# Work required
If a line of the entries below includes the word "sward", it counts; state the total and nothing further.

# Records for this exercise

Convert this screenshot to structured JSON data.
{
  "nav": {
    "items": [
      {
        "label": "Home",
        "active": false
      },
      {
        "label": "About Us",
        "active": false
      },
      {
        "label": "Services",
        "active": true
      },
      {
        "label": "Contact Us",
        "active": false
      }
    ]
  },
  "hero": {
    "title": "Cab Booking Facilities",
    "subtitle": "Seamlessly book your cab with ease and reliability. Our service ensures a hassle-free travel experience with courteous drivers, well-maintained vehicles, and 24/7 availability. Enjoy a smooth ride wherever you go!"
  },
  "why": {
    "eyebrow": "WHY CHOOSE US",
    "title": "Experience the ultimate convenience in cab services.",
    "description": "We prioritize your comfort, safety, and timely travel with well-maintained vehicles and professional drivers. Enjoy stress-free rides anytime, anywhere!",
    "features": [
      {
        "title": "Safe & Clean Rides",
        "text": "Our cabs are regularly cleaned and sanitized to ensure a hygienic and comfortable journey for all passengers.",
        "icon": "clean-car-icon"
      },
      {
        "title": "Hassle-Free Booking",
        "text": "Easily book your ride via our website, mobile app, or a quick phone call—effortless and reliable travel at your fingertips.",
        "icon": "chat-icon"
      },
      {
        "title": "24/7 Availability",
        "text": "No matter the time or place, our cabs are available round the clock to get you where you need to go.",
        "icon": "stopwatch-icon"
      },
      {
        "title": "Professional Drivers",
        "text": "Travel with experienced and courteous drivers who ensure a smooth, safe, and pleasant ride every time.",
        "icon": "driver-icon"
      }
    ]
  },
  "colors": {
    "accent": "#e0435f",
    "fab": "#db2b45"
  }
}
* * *
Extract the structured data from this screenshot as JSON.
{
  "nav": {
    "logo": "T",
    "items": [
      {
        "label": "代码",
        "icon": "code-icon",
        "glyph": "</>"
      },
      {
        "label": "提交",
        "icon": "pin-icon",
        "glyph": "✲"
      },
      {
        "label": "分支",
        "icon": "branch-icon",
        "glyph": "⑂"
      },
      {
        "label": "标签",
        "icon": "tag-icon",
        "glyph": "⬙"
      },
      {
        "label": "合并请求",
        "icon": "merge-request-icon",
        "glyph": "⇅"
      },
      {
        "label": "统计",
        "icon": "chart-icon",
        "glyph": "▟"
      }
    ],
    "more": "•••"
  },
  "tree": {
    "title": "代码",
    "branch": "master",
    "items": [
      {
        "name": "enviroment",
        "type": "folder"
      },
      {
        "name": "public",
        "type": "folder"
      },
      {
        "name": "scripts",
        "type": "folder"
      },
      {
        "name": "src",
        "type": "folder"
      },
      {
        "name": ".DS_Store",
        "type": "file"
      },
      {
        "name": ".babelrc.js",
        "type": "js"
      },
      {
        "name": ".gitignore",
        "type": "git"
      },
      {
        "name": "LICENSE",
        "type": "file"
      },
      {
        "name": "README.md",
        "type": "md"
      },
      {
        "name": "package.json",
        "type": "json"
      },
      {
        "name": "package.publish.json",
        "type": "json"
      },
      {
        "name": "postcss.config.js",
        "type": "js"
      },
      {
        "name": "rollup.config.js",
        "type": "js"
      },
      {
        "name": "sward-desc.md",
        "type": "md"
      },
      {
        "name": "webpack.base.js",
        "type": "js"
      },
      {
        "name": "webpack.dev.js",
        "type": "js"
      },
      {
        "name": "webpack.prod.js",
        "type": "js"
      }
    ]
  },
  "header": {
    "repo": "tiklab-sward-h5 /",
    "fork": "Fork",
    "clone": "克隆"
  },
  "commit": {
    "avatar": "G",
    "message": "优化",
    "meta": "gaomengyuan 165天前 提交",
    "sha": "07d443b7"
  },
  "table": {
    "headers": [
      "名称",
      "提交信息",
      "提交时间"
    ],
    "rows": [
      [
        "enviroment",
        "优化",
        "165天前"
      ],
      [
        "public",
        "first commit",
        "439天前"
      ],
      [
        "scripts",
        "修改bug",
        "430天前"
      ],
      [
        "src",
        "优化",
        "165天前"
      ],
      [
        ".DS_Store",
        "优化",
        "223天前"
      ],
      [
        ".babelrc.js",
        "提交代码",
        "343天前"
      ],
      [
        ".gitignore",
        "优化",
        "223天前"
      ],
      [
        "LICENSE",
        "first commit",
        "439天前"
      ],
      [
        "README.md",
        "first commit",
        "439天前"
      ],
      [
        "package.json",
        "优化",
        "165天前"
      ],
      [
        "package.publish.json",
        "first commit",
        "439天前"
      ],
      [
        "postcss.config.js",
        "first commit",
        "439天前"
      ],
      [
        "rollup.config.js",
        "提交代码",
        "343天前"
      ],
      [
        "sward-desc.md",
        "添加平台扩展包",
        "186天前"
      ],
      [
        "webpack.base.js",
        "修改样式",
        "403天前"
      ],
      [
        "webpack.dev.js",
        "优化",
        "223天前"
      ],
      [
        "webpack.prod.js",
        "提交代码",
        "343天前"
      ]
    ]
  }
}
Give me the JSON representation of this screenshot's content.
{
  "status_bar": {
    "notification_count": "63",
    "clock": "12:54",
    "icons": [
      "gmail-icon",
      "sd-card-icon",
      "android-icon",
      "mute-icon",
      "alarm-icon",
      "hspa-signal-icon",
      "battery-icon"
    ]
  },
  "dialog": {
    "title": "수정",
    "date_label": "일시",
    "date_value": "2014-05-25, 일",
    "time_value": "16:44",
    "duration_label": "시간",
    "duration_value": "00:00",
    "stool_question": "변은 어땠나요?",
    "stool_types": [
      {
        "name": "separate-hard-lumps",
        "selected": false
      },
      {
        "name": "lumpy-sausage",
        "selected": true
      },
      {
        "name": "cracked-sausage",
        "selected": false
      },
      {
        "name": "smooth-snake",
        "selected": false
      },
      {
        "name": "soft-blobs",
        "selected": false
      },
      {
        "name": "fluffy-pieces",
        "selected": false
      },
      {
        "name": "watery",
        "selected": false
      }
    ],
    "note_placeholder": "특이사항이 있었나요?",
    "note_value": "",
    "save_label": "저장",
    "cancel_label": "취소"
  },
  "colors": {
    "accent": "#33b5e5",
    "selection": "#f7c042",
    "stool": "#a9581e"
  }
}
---
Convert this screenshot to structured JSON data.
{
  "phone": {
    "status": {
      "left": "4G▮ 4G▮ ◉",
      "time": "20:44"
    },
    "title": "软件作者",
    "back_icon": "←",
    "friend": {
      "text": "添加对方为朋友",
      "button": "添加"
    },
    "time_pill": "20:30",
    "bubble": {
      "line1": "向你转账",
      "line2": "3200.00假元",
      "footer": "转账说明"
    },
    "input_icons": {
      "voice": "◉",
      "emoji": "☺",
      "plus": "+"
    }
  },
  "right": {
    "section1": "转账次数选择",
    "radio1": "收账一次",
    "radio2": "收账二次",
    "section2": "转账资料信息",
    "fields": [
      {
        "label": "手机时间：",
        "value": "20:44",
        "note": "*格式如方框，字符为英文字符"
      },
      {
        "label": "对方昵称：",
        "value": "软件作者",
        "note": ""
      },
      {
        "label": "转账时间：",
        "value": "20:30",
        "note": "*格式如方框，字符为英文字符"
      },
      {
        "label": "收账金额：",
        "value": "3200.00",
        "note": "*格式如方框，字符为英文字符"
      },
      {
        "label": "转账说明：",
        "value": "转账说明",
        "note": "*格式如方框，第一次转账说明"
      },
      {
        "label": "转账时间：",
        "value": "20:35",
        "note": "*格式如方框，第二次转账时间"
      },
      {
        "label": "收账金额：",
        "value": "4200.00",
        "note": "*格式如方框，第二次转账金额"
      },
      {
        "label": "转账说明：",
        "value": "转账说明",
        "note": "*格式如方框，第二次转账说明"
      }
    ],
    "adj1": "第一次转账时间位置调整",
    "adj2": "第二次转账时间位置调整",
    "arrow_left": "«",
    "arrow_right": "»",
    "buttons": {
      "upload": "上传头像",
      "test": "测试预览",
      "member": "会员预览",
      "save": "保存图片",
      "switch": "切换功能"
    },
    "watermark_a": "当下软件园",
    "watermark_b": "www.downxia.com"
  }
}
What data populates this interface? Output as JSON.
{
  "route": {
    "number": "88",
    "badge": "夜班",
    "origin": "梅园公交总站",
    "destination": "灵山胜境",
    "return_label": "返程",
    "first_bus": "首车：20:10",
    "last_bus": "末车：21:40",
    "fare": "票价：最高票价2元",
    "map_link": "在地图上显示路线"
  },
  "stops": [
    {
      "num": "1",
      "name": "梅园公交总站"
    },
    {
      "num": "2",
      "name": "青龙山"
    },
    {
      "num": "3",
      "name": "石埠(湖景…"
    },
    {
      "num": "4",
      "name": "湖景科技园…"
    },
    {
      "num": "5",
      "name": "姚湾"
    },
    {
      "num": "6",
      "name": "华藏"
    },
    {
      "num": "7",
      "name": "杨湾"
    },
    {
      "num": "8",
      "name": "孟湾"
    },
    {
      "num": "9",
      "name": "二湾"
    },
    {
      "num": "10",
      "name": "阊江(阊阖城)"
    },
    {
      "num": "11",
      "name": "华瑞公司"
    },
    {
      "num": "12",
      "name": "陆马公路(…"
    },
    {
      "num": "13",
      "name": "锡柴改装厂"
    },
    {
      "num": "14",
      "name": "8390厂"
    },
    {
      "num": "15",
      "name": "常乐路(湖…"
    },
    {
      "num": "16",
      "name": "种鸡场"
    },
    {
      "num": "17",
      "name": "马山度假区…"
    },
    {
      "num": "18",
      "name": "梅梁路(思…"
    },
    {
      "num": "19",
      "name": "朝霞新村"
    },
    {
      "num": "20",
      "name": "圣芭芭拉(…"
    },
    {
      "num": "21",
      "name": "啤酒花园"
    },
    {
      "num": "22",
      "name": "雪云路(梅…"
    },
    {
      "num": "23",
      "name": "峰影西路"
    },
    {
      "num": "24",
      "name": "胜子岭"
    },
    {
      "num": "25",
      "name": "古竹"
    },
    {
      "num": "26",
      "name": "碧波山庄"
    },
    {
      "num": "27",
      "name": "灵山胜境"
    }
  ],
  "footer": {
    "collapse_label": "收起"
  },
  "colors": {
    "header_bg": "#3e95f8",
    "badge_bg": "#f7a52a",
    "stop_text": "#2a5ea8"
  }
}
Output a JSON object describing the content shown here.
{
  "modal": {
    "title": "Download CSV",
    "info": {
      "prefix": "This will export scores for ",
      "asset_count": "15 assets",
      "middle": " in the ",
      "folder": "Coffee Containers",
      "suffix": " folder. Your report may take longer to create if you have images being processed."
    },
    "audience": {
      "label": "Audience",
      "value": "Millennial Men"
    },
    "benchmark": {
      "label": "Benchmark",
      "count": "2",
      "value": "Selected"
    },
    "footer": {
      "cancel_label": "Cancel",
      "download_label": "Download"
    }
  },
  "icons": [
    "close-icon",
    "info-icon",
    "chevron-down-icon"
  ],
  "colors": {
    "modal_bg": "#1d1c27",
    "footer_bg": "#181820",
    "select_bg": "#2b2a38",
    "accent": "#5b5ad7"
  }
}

# Exercise result
3